• Dataset rows for apps and sites:
····················

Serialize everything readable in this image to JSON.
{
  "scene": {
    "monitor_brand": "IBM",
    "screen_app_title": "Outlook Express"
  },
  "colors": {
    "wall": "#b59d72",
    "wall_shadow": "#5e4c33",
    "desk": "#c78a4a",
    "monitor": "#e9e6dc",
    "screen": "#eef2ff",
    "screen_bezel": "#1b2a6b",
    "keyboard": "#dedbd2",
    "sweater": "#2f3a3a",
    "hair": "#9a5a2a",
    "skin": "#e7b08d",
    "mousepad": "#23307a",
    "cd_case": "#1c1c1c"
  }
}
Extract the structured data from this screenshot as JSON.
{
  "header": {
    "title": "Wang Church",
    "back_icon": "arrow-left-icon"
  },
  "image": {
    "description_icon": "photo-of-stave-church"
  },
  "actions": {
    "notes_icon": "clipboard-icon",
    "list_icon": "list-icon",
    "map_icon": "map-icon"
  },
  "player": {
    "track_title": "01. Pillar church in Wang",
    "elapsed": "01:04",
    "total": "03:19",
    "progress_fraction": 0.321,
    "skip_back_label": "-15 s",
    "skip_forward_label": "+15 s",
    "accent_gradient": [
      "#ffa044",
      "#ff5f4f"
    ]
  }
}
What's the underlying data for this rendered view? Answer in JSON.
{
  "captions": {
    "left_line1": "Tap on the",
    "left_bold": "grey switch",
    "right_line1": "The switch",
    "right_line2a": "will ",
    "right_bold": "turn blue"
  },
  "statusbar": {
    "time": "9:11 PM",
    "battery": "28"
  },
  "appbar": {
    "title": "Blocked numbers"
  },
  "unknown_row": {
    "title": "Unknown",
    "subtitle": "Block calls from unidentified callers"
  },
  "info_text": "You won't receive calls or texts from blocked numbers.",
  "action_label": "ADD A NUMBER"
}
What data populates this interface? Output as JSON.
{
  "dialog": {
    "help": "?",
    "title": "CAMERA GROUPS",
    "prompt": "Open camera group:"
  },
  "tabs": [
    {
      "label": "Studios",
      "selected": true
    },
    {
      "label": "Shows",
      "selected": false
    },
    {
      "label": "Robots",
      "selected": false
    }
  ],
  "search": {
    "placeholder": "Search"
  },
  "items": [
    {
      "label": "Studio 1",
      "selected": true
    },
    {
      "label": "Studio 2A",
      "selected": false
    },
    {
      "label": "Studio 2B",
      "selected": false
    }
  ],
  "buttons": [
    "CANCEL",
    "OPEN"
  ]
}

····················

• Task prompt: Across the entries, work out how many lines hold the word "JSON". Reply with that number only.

• Your solution: 4